Saul, the king of Israel, fears to send David into combat because the kid will be slaughtered and Israel will be enslaved. Yes, ancient armies relied on slingers, but, like archers, in great numbers. Perhaps it was David’s accuracy that was in doubt. According to the Bible, however, Israel boasted slingers who could hit a hair at distance, and these from the tribe of Benjamin, Saul’s own people. So the point of the story is that David’s victory is a miracle. Miracles no longer fly, of course. Those who write bestsellers know best. It stands to reason. Okay, so I’ll buy Gladwell’s book now, but I somehow feel that those of us who have spent a life studying the Bible really deserve something more that jobless obscurity. I come at the giant with a tiny blog, but then, I’ve alway been an underdog. An outlier, you might say.

477px-071A.David_Slays_Goliath

Gods and Goliath

EyreAffairNot only gods are proficient at creating worlds. Writers, as readers know, are the creators of worlds too. I first discovered Jasper Fforde via a friend’s recommendation. With the depressing demise of bookstores, however, I end up picking up whichever one happens to be on the shelf. Not that this is a bad thing, but I find myself in a melancholy cast when I think of all the joy that is not being had by avoiding reading. It’s all rather hollow, wouldn’t you agree, Mr. Eliot? All of which is to say Jasper Fforde’s The Eyre Affair was great fun. As usual when I read fiction, I kept an eye out for how religion appeared in this alternate world—most fiction that ignores religion completely somehow seems to be less realistic than Fforde’s fantastic tale. In the world of Thursday Next, the churches are dedicated to GSD, the Global Standard Deity. As one of the characters explains, the GSD is a combination of all religions intended to stop religious wars. It’s a great idea on paper, but religions are prone to wars as sparks fly upward.

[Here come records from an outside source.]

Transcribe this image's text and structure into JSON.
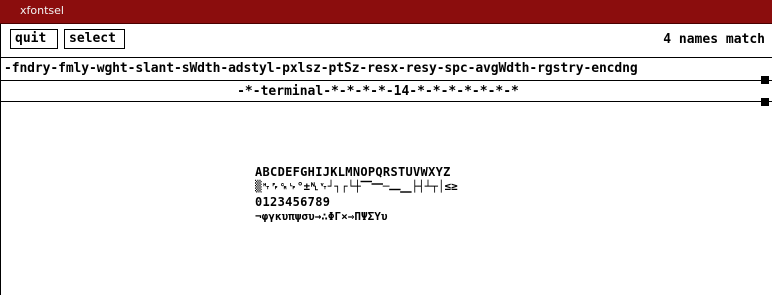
{
  "window": {
    "title": "xfontsel"
  },
  "toolbar": {
    "quit_label": "quit",
    "select_label": "select",
    "match_count": "4 names match"
  },
  "pattern": {
    "field_names": "-fndry-fmly-wght-slant-sWdth-adstyl-pxlsz-ptSz-resx-resy-spc-avgWdth-rgstry-encdng",
    "current_pattern": "-*-terminal-*-*-*-*-14-*-*-*-*-*-*-*"
  },
  "sample": {
    "lines": [
      "ABCDEFGHIJKLMNOPQRSTUVWXYZ",
      "▒␉␌␍␊°±␤␋┘┐┌└┼⎺⎻─⎼⎽├┤┴┬│≤≥",
      "0123456789",
      "¬φγκυπψσυ→∴ΦΓ×⇒ΠΨΣΥυ"
    ]
  }
}
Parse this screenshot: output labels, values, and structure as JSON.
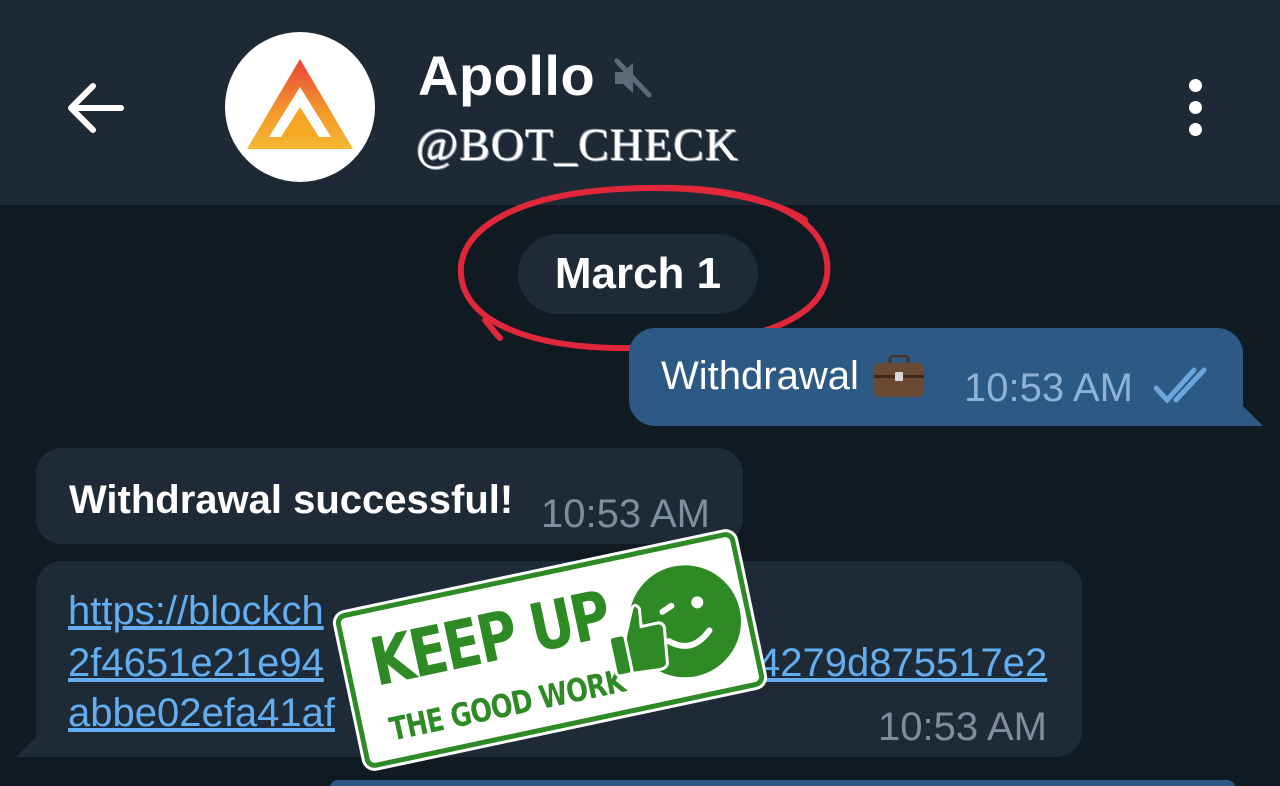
{
  "header": {
    "title": "Apollo",
    "subtitle": "@BOT_CHECK",
    "icons": [
      "back-arrow-icon",
      "bot-avatar-logo",
      "muted-speaker-icon",
      "more-vertical-icon"
    ]
  },
  "date_divider": {
    "label": "March 1"
  },
  "messages": {
    "outgoing": {
      "text": "Withdrawal",
      "emoji": "briefcase",
      "time": "10:53 AM",
      "status": "read"
    },
    "incoming_1": {
      "text": "Withdrawal successful!",
      "time": "10:53 AM"
    },
    "incoming_2": {
      "link_line_1": "https://blockch",
      "link_line_2": "2f4651e21e94",
      "link_line_2_end": "4279d875517e2",
      "link_line_3": "abbe02efa41af",
      "time": "10:53 AM"
    }
  },
  "sticker": {
    "line_1": "KEEP UP",
    "line_2": "THE GOOD WORK"
  },
  "colors": {
    "background": "#0f1a23",
    "header": "#1d2a35",
    "outgoing_bubble": "#2d5a84",
    "incoming_bubble": "#1e2b36",
    "link": "#62aef0",
    "annotation_circle": "#e0283a",
    "sticker_green": "#2d8a24"
  }
}
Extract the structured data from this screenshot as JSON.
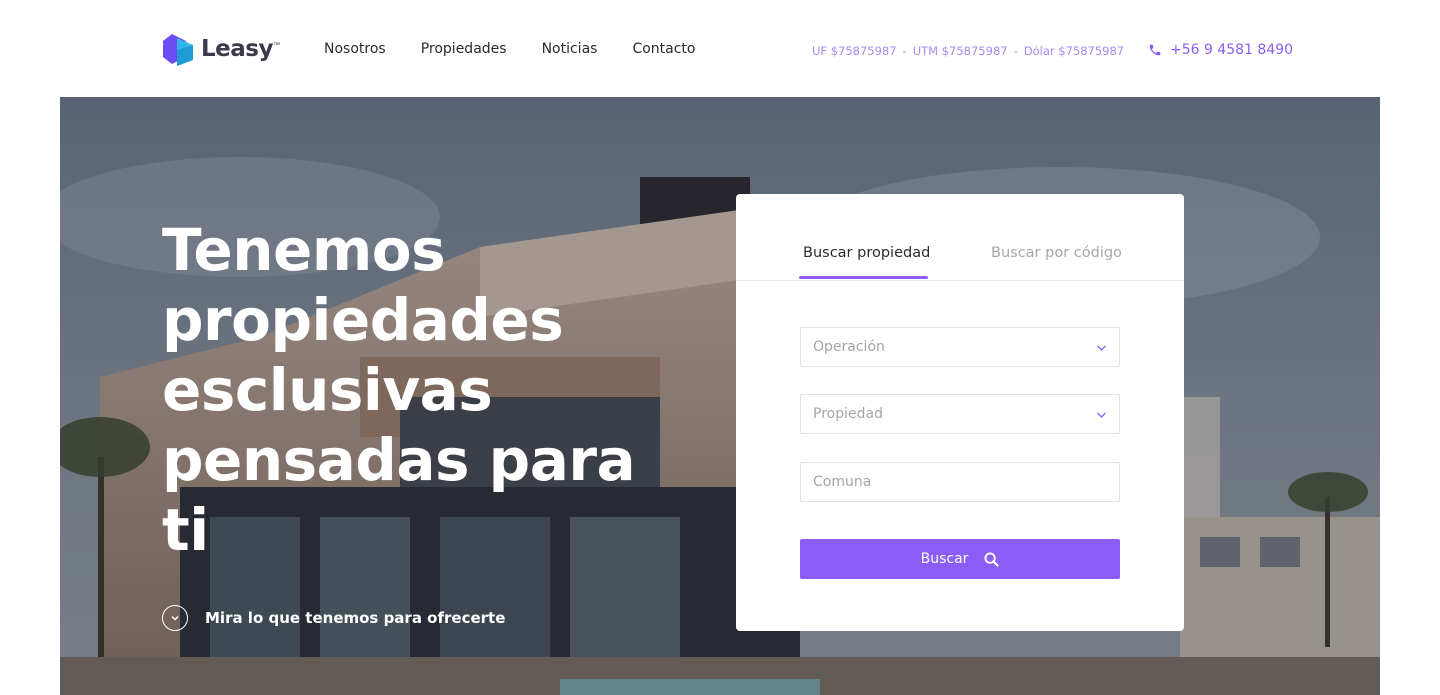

Somewhat later in the novel Thursday encounters a crucifix-wearing vampire. Fooled by the sigil, she almost becomes a victim to the blood-sucker. When Thursday points out the supposed impossibility of a vampire wearing a crucifix, he replies, “Do you really suppose Christianity has a monopoly on people like me?” Although Fforde can be a great comic writer, some of his quips are quite profound. Indeed—does Christianity have the only vampires? All religions have their monsters, whether that’s what the author meant (score one for reader-response theory). The truth is the truth, no matter whether intentional or not.

The idealized world of The Eyre Affair is one in which religion has become universal. The great military conglomerate in the book is called Goliath not because of the Bible but because of its size and apparent strength. It is brought to its knees, however, by Thursday—a female David, if you will. In practical terms, throughout the book the military is much more powerful that the church of GSD. Perhaps that’s because people are afraid. Religion, which once upon a time allayed fears, has now become one of their main generators. “Nothing frightens me more than religion at my door,” John Cale once sang. In this rich complexity the reader is invited to bask as Jasper Fforde works his magic. Do yourself a favor and pick up one of his books. Before it is too late. You might find yourself learning a thing or two about religion. I did.